* _Task objective_
A complete, exact copy of the records below is the required result.

Records from a data source:
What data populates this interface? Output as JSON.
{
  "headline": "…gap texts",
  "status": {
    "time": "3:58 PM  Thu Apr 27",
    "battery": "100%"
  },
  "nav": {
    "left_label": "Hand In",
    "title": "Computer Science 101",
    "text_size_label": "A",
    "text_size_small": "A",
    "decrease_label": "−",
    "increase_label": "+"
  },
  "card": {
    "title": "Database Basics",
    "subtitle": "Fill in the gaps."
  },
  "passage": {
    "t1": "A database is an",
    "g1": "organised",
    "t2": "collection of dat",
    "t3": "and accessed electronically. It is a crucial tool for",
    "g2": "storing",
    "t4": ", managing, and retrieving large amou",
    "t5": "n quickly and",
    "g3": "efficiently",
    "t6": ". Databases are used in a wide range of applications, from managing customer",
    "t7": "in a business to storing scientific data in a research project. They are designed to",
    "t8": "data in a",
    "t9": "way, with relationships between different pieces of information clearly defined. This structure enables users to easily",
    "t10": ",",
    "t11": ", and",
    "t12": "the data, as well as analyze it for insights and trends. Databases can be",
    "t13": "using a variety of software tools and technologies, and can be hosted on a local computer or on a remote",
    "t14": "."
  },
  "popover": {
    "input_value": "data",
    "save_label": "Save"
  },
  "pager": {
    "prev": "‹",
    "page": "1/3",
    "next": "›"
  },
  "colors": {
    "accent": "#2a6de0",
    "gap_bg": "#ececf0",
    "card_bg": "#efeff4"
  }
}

* _Task answer_
What data populates this interface? Output as JSON.
{
  "headline": "…gap texts",
  "status": {
    "time": "3:58 PM  Thu Apr 27",
    "battery": "100%"
  },
  "nav": {
    "left_label": "Hand In",
    "title": "Computer Science 101",
    "text_size_label": "A",
    "text_size_small": "A",
    "decrease_label": "−",
    "increase_label": "+"
  },
  "card": {
    "title": "Database Basics",
    "subtitle": "Fill in the gaps."
  },
  "passage": {
    "t1": "A database is an",
    "g1": "organised",
    "t2": "collection of dat",
    "t3": "and accessed electronically. It is a crucial tool for",
    "g2": "storing",
    "t4": ", managing, and retrieving large amou",
    "t5": "n quickly and",
    "g3": "efficiently",
    "t6": ". Databases are used in a wide range of applications, from managing customer",
    "t7": "in a business to storing scientific data in a research project. They are designed to",
    "t8": "data in a",
    "t9": "way, with relationships between different pieces of information clearly defined. This structure enables users to easily",
    "t10": ",",
    "t11": ", and",
    "t12": "the data, as well as analyze it for insights and trends. Databases can be",
    "t13": "using a variety of software tools and technologies, and can be hosted on a local computer or on a remote",
    "t14": "."
  },
  "popover": {
    "input_value": "data",
    "save_label": "Save"
  },
  "pager": {
    "prev": "‹",
    "page": "1/3",
    "next": "›"
  },
  "colors": {
    "accent": "#2a6de0",
    "gap_bg": "#ececf0",
    "card_bg": "#efeff4"
  }
}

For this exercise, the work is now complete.